▶ _Data records_:
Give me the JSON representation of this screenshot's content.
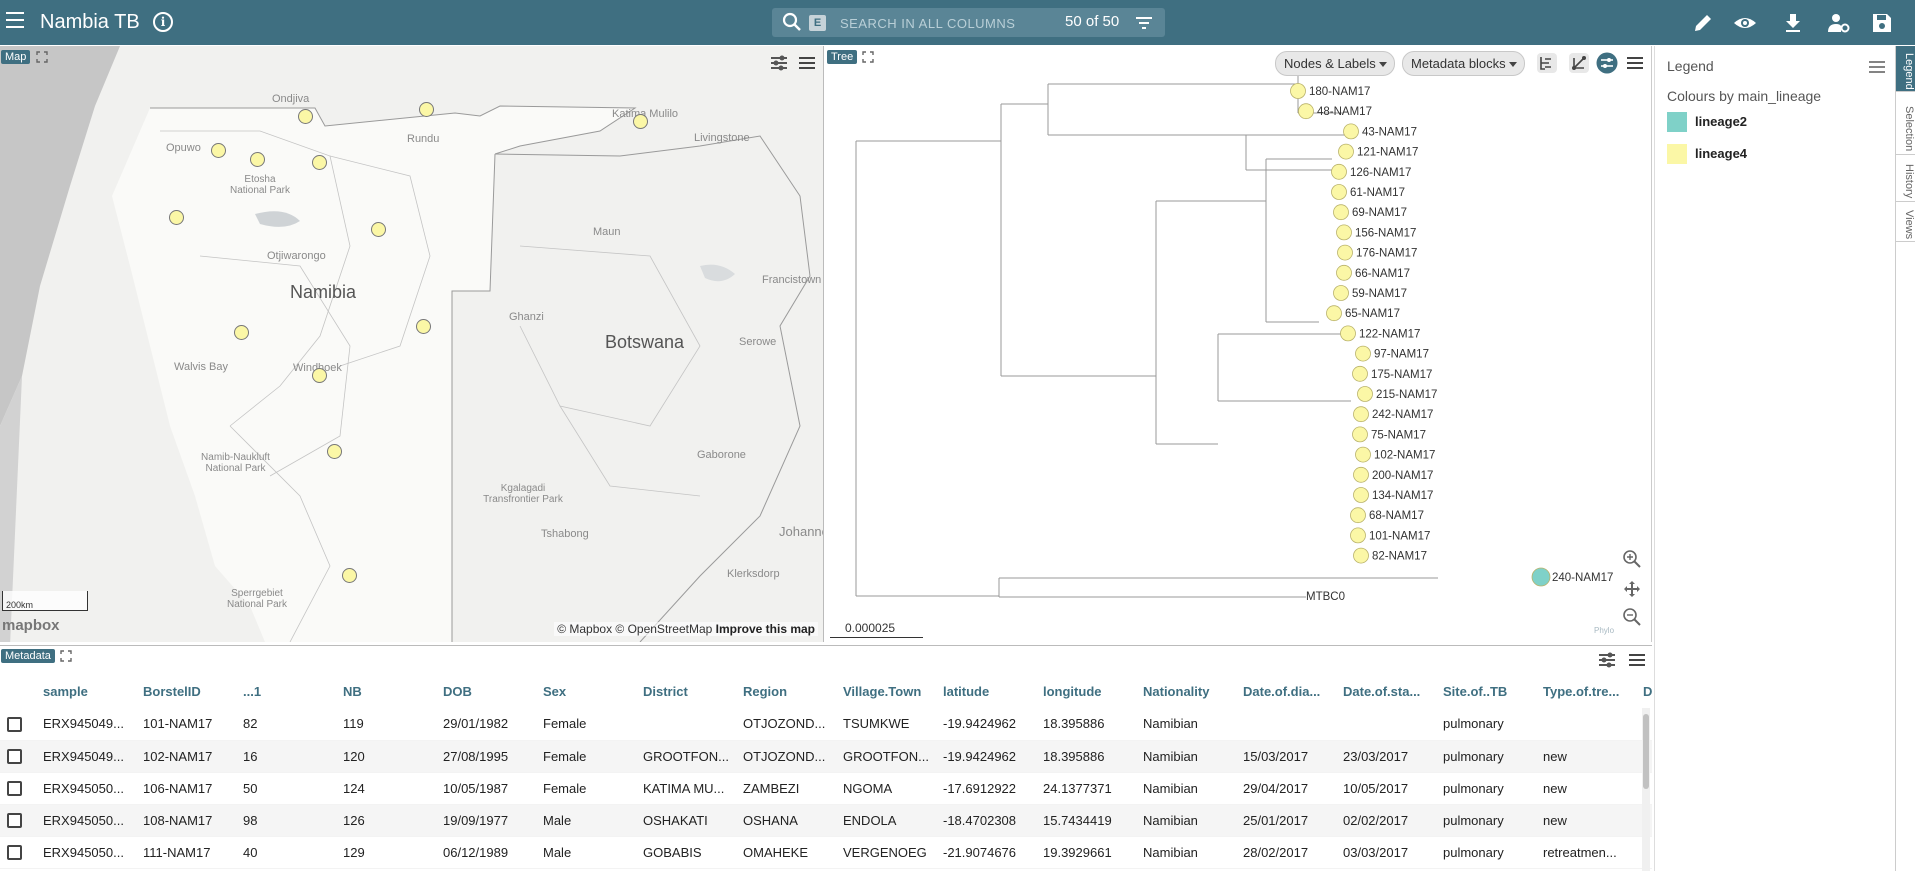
{
  "header": {
    "title": "Nambia TB",
    "search_key": "E",
    "search_placeholder": "SEARCH IN ALL COLUMNS",
    "row_count": "50 of 50",
    "brand_color": "#3f6f81",
    "icons": [
      "menu-icon",
      "info-icon",
      "search-icon",
      "filter-icon",
      "pencil-icon",
      "eye-icon",
      "download-icon",
      "account-settings-icon",
      "save-icon"
    ]
  },
  "map": {
    "tag": "Map",
    "country_labels": [
      "Namibia",
      "Botswana"
    ],
    "place_labels": [
      "Ondjiva",
      "Opuwo",
      "Rundu",
      "Katima Mulilo",
      "Livingstone",
      "Etosha National Park",
      "Otjiwarongo",
      "Maun",
      "Francistown",
      "Ghanzi",
      "Walvis Bay",
      "Windhoek",
      "Serowe",
      "Namib-Naukluft National Park",
      "Gaborone",
      "Kgalagadi Transfrontier Park",
      "Tshabong",
      "Johanne",
      "Klerksdorp",
      "Sperrgebiet National Park"
    ],
    "scale": "200km",
    "logo": "mapbox",
    "attribution": "© Mapbox © OpenStreetMap",
    "improve_link": "Improve this map",
    "marker_color": "#fbf7a6"
  },
  "tree": {
    "tag": "Tree",
    "nodes_labels_btn": "Nodes & Labels",
    "metadata_blocks_btn": "Metadata blocks",
    "leaves": [
      {
        "label": "180-NAM17",
        "lineage": "lineage4"
      },
      {
        "label": "48-NAM17",
        "lineage": "lineage4"
      },
      {
        "label": "43-NAM17",
        "lineage": "lineage4"
      },
      {
        "label": "121-NAM17",
        "lineage": "lineage4"
      },
      {
        "label": "126-NAM17",
        "lineage": "lineage4"
      },
      {
        "label": "61-NAM17",
        "lineage": "lineage4"
      },
      {
        "label": "69-NAM17",
        "lineage": "lineage4"
      },
      {
        "label": "156-NAM17",
        "lineage": "lineage4"
      },
      {
        "label": "176-NAM17",
        "lineage": "lineage4"
      },
      {
        "label": "66-NAM17",
        "lineage": "lineage4"
      },
      {
        "label": "59-NAM17",
        "lineage": "lineage4"
      },
      {
        "label": "65-NAM17",
        "lineage": "lineage4"
      },
      {
        "label": "122-NAM17",
        "lineage": "lineage4"
      },
      {
        "label": "97-NAM17",
        "lineage": "lineage4"
      },
      {
        "label": "175-NAM17",
        "lineage": "lineage4"
      },
      {
        "label": "215-NAM17",
        "lineage": "lineage4"
      },
      {
        "label": "242-NAM17",
        "lineage": "lineage4"
      },
      {
        "label": "75-NAM17",
        "lineage": "lineage4"
      },
      {
        "label": "102-NAM17",
        "lineage": "lineage4"
      },
      {
        "label": "200-NAM17",
        "lineage": "lineage4"
      },
      {
        "label": "134-NAM17",
        "lineage": "lineage4"
      },
      {
        "label": "68-NAM17",
        "lineage": "lineage4"
      },
      {
        "label": "101-NAM17",
        "lineage": "lineage4"
      },
      {
        "label": "82-NAM17",
        "lineage": "lineage4"
      },
      {
        "label": "240-NAM17",
        "lineage": "lineage2"
      },
      {
        "label": "MTBC0",
        "lineage": ""
      }
    ],
    "scale_label": "0.000025",
    "watermark": "Phylo"
  },
  "legend": {
    "title": "Legend",
    "subtitle": "Colours by main_lineage",
    "items": [
      {
        "label": "lineage2",
        "color": "#7fd1c8"
      },
      {
        "label": "lineage4",
        "color": "#fbf7a6"
      }
    ]
  },
  "side_tabs": [
    "Legend",
    "Selection",
    "History",
    "Views"
  ],
  "metadata": {
    "tag": "Metadata",
    "columns": [
      "sample",
      "BorstelID",
      "...1",
      "NB",
      "DOB",
      "Sex",
      "District",
      "Region",
      "Village.Town",
      "latitude",
      "longitude",
      "Nationality",
      "Date.of.dia...",
      "Date.of.sta...",
      "Site.of..TB",
      "Type.of.tre...",
      "D"
    ],
    "rows": [
      [
        "ERX945049...",
        "101-NAM17",
        "82",
        "119",
        "29/01/1982",
        "Female",
        "",
        "OTJOZOND...",
        "TSUMKWE",
        "-19.9424962",
        "18.395886",
        "Namibian",
        "",
        "",
        "pulmonary",
        "",
        ""
      ],
      [
        "ERX945049...",
        "102-NAM17",
        "16",
        "120",
        "27/08/1995",
        "Female",
        "GROOTFON...",
        "OTJOZOND...",
        "GROOTFON...",
        "-19.9424962",
        "18.395886",
        "Namibian",
        "15/03/2017",
        "23/03/2017",
        "pulmonary",
        "new",
        ""
      ],
      [
        "ERX945050...",
        "106-NAM17",
        "50",
        "124",
        "10/05/1987",
        "Female",
        "KATIMA MU...",
        "ZAMBEZI",
        "NGOMA",
        "-17.6912922",
        "24.1377371",
        "Namibian",
        "29/04/2017",
        "10/05/2017",
        "pulmonary",
        "new",
        ""
      ],
      [
        "ERX945050...",
        "108-NAM17",
        "98",
        "126",
        "19/09/1977",
        "Male",
        "OSHAKATI",
        "OSHANA",
        "ENDOLA",
        "-18.4702308",
        "15.7434419",
        "Namibian",
        "25/01/2017",
        "02/02/2017",
        "pulmonary",
        "new",
        ""
      ],
      [
        "ERX945050...",
        "111-NAM17",
        "40",
        "129",
        "06/12/1989",
        "Male",
        "GOBABIS",
        "OMAHEKE",
        "VERGENOEG",
        "-21.9074676",
        "19.3929661",
        "Namibian",
        "28/02/2017",
        "03/03/2017",
        "pulmonary",
        "retreatmen...",
        ""
      ]
    ]
  }
}
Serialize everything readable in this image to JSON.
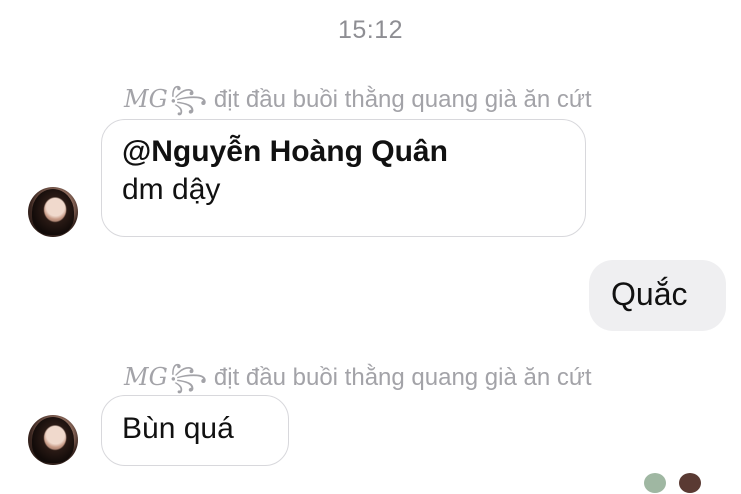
{
  "timestamp": "15:12",
  "messages": [
    {
      "sender_prefix": "MG",
      "sender_suffix": "꧂ địt đầu buồi thằng quang già ăn cứt",
      "mention": "@Nguyễn Hoàng Quân",
      "text": "dm dậy"
    },
    {
      "text": "Quắc"
    },
    {
      "sender_prefix": "MG",
      "sender_suffix": "꧂ địt đầu buồi thằng quang già ăn cứt",
      "text": "Bùn quá"
    }
  ],
  "colors": {
    "incoming_bubble_border": "#d8d8dc",
    "outgoing_bubble_bg": "#efeff1",
    "meta_text": "#8e8e93"
  }
}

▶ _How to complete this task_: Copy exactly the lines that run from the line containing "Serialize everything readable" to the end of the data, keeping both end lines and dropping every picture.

▶ _Exercise solution_:
Serialize everything readable in this image to JSON.
{
  "timestamp": "15:12",
  "messages": [
    {
      "sender_prefix": "MG",
      "sender_suffix": "꧂ địt đầu buồi thằng quang già ăn cứt",
      "mention": "@Nguyễn Hoàng Quân",
      "text": "dm dậy"
    },
    {
      "text": "Quắc"
    },
    {
      "sender_prefix": "MG",
      "sender_suffix": "꧂ địt đầu buồi thằng quang già ăn cứt",
      "text": "Bùn quá"
    }
  ],
  "colors": {
    "incoming_bubble_border": "#d8d8dc",
    "outgoing_bubble_bg": "#efeff1",
    "meta_text": "#8e8e93"
  }
}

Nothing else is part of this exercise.